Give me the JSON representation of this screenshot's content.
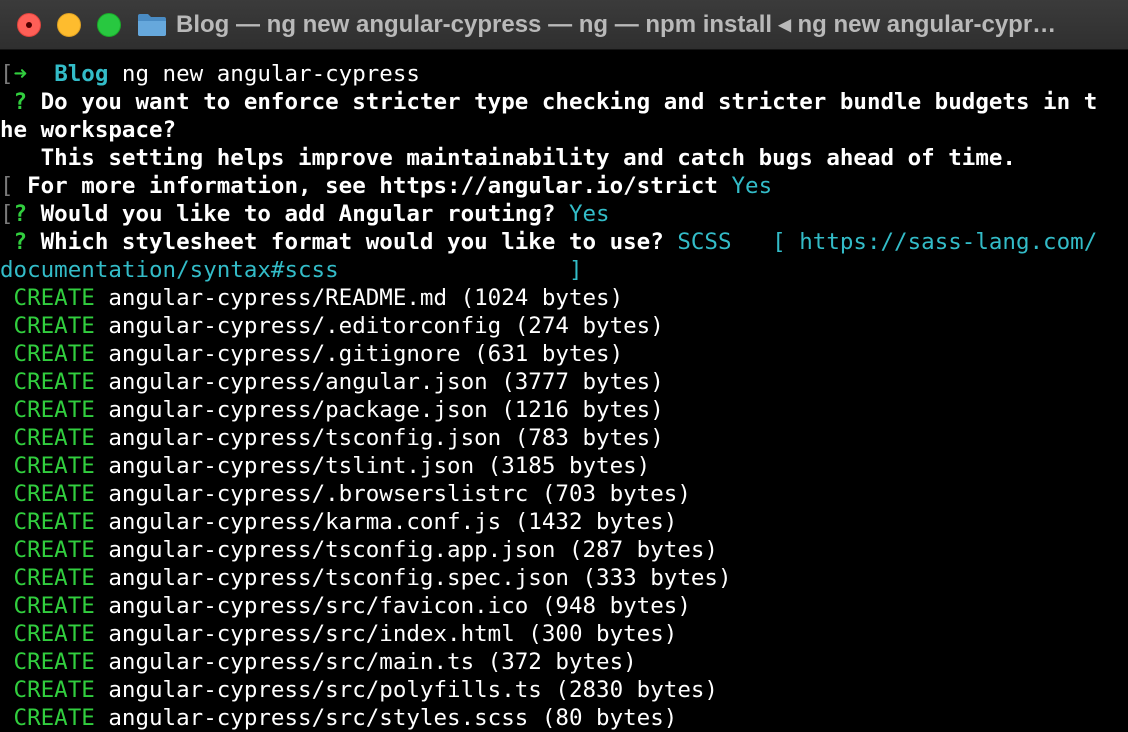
{
  "window": {
    "title": "Blog — ng new angular-cypress — ng — npm install ◂ ng new angular-cypr…"
  },
  "terminal": {
    "prompt": {
      "bracket": "[",
      "arrow": "➜",
      "dir": "Blog",
      "command": "ng new angular-cypress"
    },
    "lines": [
      {
        "margin": "",
        "mark": "? ",
        "question": "Do you want to enforce stricter type checking and stricter bundle budgets in t",
        "answer": ""
      },
      {
        "margin": "",
        "mark": "",
        "question": "he workspace?",
        "answer": ""
      },
      {
        "margin": "",
        "mark": "  ",
        "question": "This setting helps improve maintainability and catch bugs ahead of time.",
        "answer": ""
      },
      {
        "margin": "[",
        "mark": " ",
        "question": "For more information, see https://angular.io/strict",
        "answer": "Yes"
      },
      {
        "margin": "[",
        "mark": "? ",
        "question": "Would you like to add Angular routing?",
        "answer": "Yes"
      },
      {
        "margin": "",
        "mark": "? ",
        "question": "Which stylesheet format would you like to use?",
        "answer": "SCSS   [ https://sass-lang.com/"
      },
      {
        "margin": "",
        "mark": "",
        "question": "",
        "answer": "documentation/syntax#scss                 ]"
      }
    ],
    "create_label": "CREATE",
    "created_files": [
      "angular-cypress/README.md (1024 bytes)",
      "angular-cypress/.editorconfig (274 bytes)",
      "angular-cypress/.gitignore (631 bytes)",
      "angular-cypress/angular.json (3777 bytes)",
      "angular-cypress/package.json (1216 bytes)",
      "angular-cypress/tsconfig.json (783 bytes)",
      "angular-cypress/tslint.json (3185 bytes)",
      "angular-cypress/.browserslistrc (703 bytes)",
      "angular-cypress/karma.conf.js (1432 bytes)",
      "angular-cypress/tsconfig.app.json (287 bytes)",
      "angular-cypress/tsconfig.spec.json (333 bytes)",
      "angular-cypress/src/favicon.ico (948 bytes)",
      "angular-cypress/src/index.html (300 bytes)",
      "angular-cypress/src/main.ts (372 bytes)",
      "angular-cypress/src/polyfills.ts (2830 bytes)",
      "angular-cypress/src/styles.scss (80 bytes)"
    ]
  },
  "colors": {
    "background": "#000000",
    "titlebar": "#353535",
    "title_text": "#b9b9b9",
    "green": "#31ce3e",
    "cyan": "#33bcc8",
    "close": "#fe5f57",
    "minimize": "#febc2e",
    "maximize": "#28c840",
    "folder": "#5a9fd4"
  },
  "icons": {
    "close": "close-icon",
    "minimize": "minimize-icon",
    "maximize": "maximize-icon",
    "folder": "folder-icon"
  }
}
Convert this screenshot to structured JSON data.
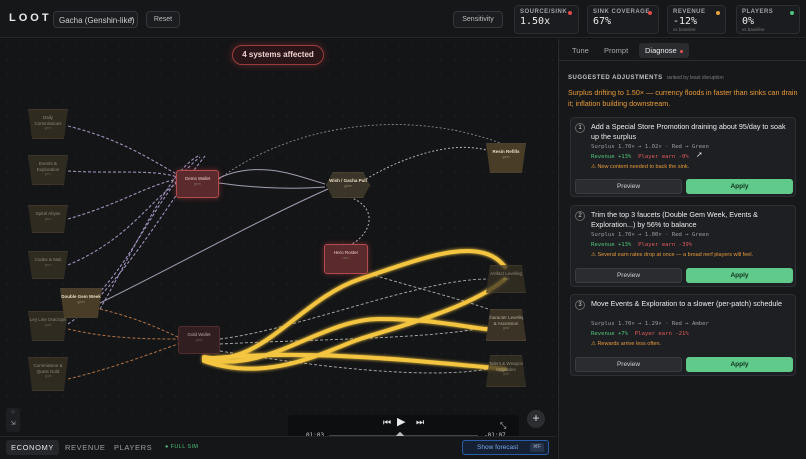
{
  "app": {
    "logo": "LOOT"
  },
  "header": {
    "preset": "Gacha (Genshin-like)",
    "reset": "Reset",
    "sensitivity": "Sensitivity",
    "metrics": [
      {
        "label": "SOURCE/SINK",
        "value": "1.50x",
        "sub": "",
        "dot": "#e04a4a"
      },
      {
        "label": "SINK COVERAGE",
        "value": "67%",
        "sub": "",
        "dot": "#e04a4a"
      },
      {
        "label": "REVENUE",
        "value": "-12%",
        "sub": "vs baseline",
        "dot": "#e8a23a"
      },
      {
        "label": "PLAYERS",
        "value": "0%",
        "sub": "vs baseline",
        "dot": "#4fc57a"
      }
    ]
  },
  "canvas": {
    "affected": "4 systems affected",
    "nodes": {
      "daily": {
        "label": "Daily Commissions",
        "sub": "gem"
      },
      "events": {
        "label": "Events & Exploration",
        "sub": "gem"
      },
      "spiral": {
        "label": "Spiral Abyss",
        "sub": "gem"
      },
      "codes": {
        "label": "Codes & Mail",
        "sub": "gem"
      },
      "ley": {
        "label": "Ley Line Outcrops",
        "sub": "gold"
      },
      "commission_gold": {
        "label": "Commission & Quest Gold",
        "sub": "gold"
      },
      "double_gem": {
        "label": "Double Gem Week",
        "sub": "gem"
      },
      "gems_wallet": {
        "label": "Gems Wallet",
        "sub": "gem"
      },
      "wish": {
        "label": "Wish / Gacha Pull",
        "sub": "gem"
      },
      "hero_roster": {
        "label": "Hero Roster",
        "sub": "hero"
      },
      "gold_wallet": {
        "label": "Gold Wallet",
        "sub": "gold"
      },
      "resin": {
        "label": "Resin Refills",
        "sub": "gem"
      },
      "artifact": {
        "label": "Artifact Leveling",
        "sub": "gold"
      },
      "character": {
        "label": "Character Leveling & Ascension",
        "sub": "gold"
      },
      "talent": {
        "label": "Talent & Weapon Upgrades",
        "sub": "gold"
      }
    }
  },
  "player": {
    "current": "01:03",
    "remaining": "-01:07"
  },
  "bottom": {
    "tabs": [
      "ECONOMY",
      "REVENUE",
      "PLAYERS"
    ],
    "fullsim": "FULL SIM",
    "forecast": "Show forecast",
    "forecast_key": "⌘F"
  },
  "panel": {
    "tabs": [
      "Tune",
      "Prompt",
      "Diagnose"
    ],
    "heading": "SUGGESTED ADJUSTMENTS",
    "heading_sub": "ranked by least disruption",
    "warning": "Surplus drifting to 1.50× — currency floods in faster than sinks can drain it; inflation building downstream.",
    "cards": [
      {
        "num": "1",
        "title": "Add a Special Store Promotion draining about 95/day to soak up the surplus",
        "surplus": "Surplus 1.70× → 1.02× · Red → Green",
        "revenue": "Revenue +13%",
        "player": "Player earn -0%",
        "note": "⚠ New content needed to back the sink.",
        "preview": "Preview",
        "apply": "Apply"
      },
      {
        "num": "2",
        "title": "Trim the top 3 faucets (Double Gem Week, Events & Exploration...) by 56% to balance",
        "surplus": "Surplus 1.70× → 1.00× · Red → Green",
        "revenue": "Revenue +13%",
        "player": "Player earn -39%",
        "note": "⚠ Several earn rates drop at once — a broad nerf players will feel.",
        "preview": "Preview",
        "apply": "Apply"
      },
      {
        "num": "3",
        "title": "Move Events & Exploration to a slower (per-patch) schedule",
        "surplus": "Surplus 1.70× → 1.29× · Red → Amber",
        "revenue": "Revenue +7%",
        "player": "Player earn -21%",
        "note": "⚠ Rewards arrive less often.",
        "preview": "Preview",
        "apply": "Apply"
      }
    ]
  }
}
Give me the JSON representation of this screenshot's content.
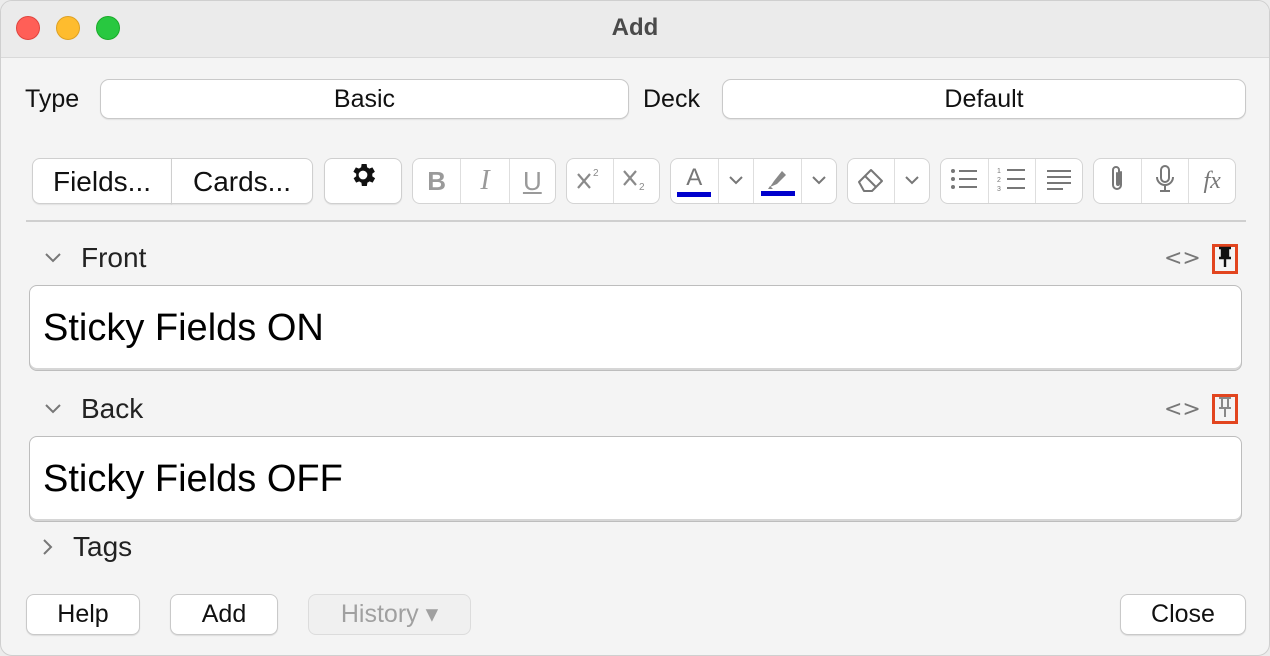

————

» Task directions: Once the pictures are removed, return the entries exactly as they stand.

» Answer space:
Give me the JSON representation of this screenshot's content.
{
  "window": {
    "title": "Blog — ng new angular-cypress — ng — npm install ◂ ng new angular-cypr…"
  },
  "terminal": {
    "prompt": {
      "bracket": "[",
      "arrow": "➜",
      "dir": "Blog",
      "command": "ng new angular-cypress"
    },
    "lines": [
      {
        "margin": "",
        "mark": "? ",
        "question": "Do you want to enforce stricter type checking and stricter bundle budgets in t",
        "answer": ""
      },
      {
        "margin": "",
        "mark": "",
        "question": "he workspace?",
        "answer": ""
      },
      {
        "margin": "",
        "mark": "  ",
        "question": "This setting helps improve maintainability and catch bugs ahead of time.",
        "answer": ""
      },
      {
        "margin": "[",
        "mark": " ",
        "question": "For more information, see https://angular.io/strict",
        "answer": "Yes"
      },
      {
        "margin": "[",
        "mark": "? ",
        "question": "Would you like to add Angular routing?",
        "answer": "Yes"
      },
      {
        "margin": "",
        "mark": "? ",
        "question": "Which stylesheet format would you like to use?",
        "answer": "SCSS   [ https://sass-lang.com/"
      },
      {
        "margin": "",
        "mark": "",
        "question": "",
        "answer": "documentation/syntax#scss                 ]"
      }
    ],
    "create_label": "CREATE",
    "created_files": [
      "angular-cypress/README.md (1024 bytes)",
      "angular-cypress/.editorconfig (274 bytes)",
      "angular-cypress/.gitignore (631 bytes)",
      "angular-cypress/angular.json (3777 bytes)",
      "angular-cypress/package.json (1216 bytes)",
      "angular-cypress/tsconfig.json (783 bytes)",
      "angular-cypress/tslint.json (3185 bytes)",
      "angular-cypress/.browserslistrc (703 bytes)",
      "angular-cypress/karma.conf.js (1432 bytes)",
      "angular-cypress/tsconfig.app.json (287 bytes)",
      "angular-cypress/tsconfig.spec.json (333 bytes)",
      "angular-cypress/src/favicon.ico (948 bytes)",
      "angular-cypress/src/index.html (300 bytes)",
      "angular-cypress/src/main.ts (372 bytes)",
      "angular-cypress/src/polyfills.ts (2830 bytes)",
      "angular-cypress/src/styles.scss (80 bytes)"
    ]
  },
  "colors": {
    "background": "#000000",
    "titlebar": "#353535",
    "title_text": "#b9b9b9",
    "green": "#31ce3e",
    "cyan": "#33bcc8",
    "close": "#fe5f57",
    "minimize": "#febc2e",
    "maximize": "#28c840",
    "folder": "#5a9fd4"
  },
  "icons": {
    "close": "close-icon",
    "minimize": "minimize-icon",
    "maximize": "maximize-icon",
    "folder": "folder-icon"
  }
}
Convert this screenshot to structured JSON data.
{
  "app": {
    "logo": "LOOT"
  },
  "header": {
    "preset": "Gacha (Genshin-like)",
    "reset": "Reset",
    "sensitivity": "Sensitivity",
    "metrics": [
      {
        "label": "SOURCE/SINK",
        "value": "1.50x",
        "sub": "",
        "dot": "#e04a4a"
      },
      {
        "label": "SINK COVERAGE",
        "value": "67%",
        "sub": "",
        "dot": "#e04a4a"
      },
      {
        "label": "REVENUE",
        "value": "-12%",
        "sub": "vs baseline",
        "dot": "#e8a23a"
      },
      {
        "label": "PLAYERS",
        "value": "0%",
        "sub": "vs baseline",
        "dot": "#4fc57a"
      }
    ]
  },
  "canvas": {
    "affected": "4 systems affected",
    "nodes": {
      "daily": {
        "label": "Daily Commissions",
        "sub": "gem"
      },
      "events": {
        "label": "Events & Exploration",
        "sub": "gem"
      },
      "spiral": {
        "label": "Spiral Abyss",
        "sub": "gem"
      },
      "codes": {
        "label": "Codes & Mail",
        "sub": "gem"
      },
      "ley": {
        "label": "Ley Line Outcrops",
        "sub": "gold"
      },
      "commission_gold": {
        "label": "Commission & Quest Gold",
        "sub": "gold"
      },
      "double_gem": {
        "label": "Double Gem Week",
        "sub": "gem"
      },
      "gems_wallet": {
        "label": "Gems Wallet",
        "sub": "gem"
      },
      "wish": {
        "label": "Wish / Gacha Pull",
        "sub": "gem"
      },
      "hero_roster": {
        "label": "Hero Roster",
        "sub": "hero"
      },
      "gold_wallet": {
        "label": "Gold Wallet",
        "sub": "gold"
      },
      "resin": {
        "label": "Resin Refills",
        "sub": "gem"
      },
      "artifact": {
        "label": "Artifact Leveling",
        "sub": "gold"
      },
      "character": {
        "label": "Character Leveling & Ascension",
        "sub": "gold"
      },
      "talent": {
        "label": "Talent & Weapon Upgrades",
        "sub": "gold"
      }
    }
  },
  "player": {
    "current": "01:03",
    "remaining": "-01:07"
  },
  "bottom": {
    "tabs": [
      "ECONOMY",
      "REVENUE",
      "PLAYERS"
    ],
    "fullsim": "FULL SIM",
    "forecast": "Show forecast",
    "forecast_key": "⌘F"
  },
  "panel": {
    "tabs": [
      "Tune",
      "Prompt",
      "Diagnose"
    ],
    "heading": "SUGGESTED ADJUSTMENTS",
    "heading_sub": "ranked by least disruption",
    "warning": "Surplus drifting to 1.50× — currency floods in faster than sinks can drain it; inflation building downstream.",
    "cards": [
      {
        "num": "1",
        "title": "Add a Special Store Promotion draining about 95/day to soak up the surplus",
        "surplus": "Surplus 1.70× → 1.02× · Red → Green",
        "revenue": "Revenue +13%",
        "player": "Player earn -0%",
        "note": "⚠ New content needed to back the sink.",
        "preview": "Preview",
        "apply": "Apply"
      },
      {
        "num": "2",
        "title": "Trim the top 3 faucets (Double Gem Week, Events & Exploration...) by 56% to balance",
        "surplus": "Surplus 1.70× → 1.00× · Red → Green",
        "revenue": "Revenue +13%",
        "player": "Player earn -39%",
        "note": "⚠ Several earn rates drop at once — a broad nerf players will feel.",
        "preview": "Preview",
        "apply": "Apply"
      },
      {
        "num": "3",
        "title": "Move Events & Exploration to a slower (per-patch) schedule",
        "surplus": "Surplus 1.70× → 1.29× · Red → Amber",
        "revenue": "Revenue +7%",
        "player": "Player earn -21%",
        "note": "⚠ Rewards arrive less often.",
        "preview": "Preview",
        "apply": "Apply"
      }
    ]
  }
}
Give me the JSON representation of this screenshot's content.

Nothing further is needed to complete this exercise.